:: Required action ::
Each line holding the word "serie" must appear in the answer, copied from the entries.
(Records for the task)
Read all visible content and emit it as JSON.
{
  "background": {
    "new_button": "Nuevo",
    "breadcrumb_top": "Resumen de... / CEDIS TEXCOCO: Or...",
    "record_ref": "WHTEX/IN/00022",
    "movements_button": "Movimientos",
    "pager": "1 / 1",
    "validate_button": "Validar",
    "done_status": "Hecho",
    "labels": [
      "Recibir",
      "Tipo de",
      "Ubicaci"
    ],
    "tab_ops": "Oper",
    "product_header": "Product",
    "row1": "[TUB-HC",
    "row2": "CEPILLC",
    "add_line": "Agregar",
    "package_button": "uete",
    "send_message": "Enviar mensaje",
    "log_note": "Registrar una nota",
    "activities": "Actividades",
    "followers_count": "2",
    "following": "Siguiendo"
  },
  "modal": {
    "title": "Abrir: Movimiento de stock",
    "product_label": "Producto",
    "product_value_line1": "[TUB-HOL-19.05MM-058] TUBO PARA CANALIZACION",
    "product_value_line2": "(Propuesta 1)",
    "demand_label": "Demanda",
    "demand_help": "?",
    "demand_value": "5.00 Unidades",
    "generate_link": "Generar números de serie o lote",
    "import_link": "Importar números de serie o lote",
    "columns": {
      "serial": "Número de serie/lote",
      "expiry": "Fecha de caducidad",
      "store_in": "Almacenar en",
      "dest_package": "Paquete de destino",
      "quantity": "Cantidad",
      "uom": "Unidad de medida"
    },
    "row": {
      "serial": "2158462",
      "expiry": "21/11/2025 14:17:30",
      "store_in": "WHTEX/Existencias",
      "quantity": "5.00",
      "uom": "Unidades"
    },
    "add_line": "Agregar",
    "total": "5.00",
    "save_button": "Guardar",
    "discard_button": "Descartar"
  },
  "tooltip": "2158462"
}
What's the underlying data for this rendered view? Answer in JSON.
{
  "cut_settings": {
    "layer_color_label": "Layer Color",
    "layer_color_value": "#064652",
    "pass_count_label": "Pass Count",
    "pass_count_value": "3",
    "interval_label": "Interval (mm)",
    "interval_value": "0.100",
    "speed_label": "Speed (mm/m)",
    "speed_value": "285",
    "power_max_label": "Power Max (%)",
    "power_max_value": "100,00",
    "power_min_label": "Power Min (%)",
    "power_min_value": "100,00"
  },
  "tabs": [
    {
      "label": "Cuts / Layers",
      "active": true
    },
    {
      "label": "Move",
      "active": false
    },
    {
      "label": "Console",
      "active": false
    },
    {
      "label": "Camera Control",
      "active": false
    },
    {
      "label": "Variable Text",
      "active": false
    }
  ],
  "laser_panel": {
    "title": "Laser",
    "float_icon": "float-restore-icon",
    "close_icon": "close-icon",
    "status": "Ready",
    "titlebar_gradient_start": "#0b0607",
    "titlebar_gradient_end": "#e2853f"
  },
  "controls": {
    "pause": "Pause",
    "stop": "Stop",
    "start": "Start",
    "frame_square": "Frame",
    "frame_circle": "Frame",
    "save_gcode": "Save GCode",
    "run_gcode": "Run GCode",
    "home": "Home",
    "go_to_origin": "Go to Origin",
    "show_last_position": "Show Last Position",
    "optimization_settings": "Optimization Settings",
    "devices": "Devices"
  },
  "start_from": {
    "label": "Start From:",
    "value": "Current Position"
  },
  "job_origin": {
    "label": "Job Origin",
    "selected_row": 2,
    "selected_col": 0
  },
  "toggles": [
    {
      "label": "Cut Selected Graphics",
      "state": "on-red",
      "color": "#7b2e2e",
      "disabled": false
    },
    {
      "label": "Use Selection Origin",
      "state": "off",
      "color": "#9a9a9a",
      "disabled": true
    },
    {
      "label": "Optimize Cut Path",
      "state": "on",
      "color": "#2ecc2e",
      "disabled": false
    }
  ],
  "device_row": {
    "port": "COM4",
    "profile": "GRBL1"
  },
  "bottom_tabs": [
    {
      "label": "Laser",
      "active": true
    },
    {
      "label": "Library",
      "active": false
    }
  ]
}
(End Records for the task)
:: Response ::
    "generate_link": "Generar números de serie o lote",
    "import_link": "Importar números de serie o lote",
      "serial": "Número de serie/lote",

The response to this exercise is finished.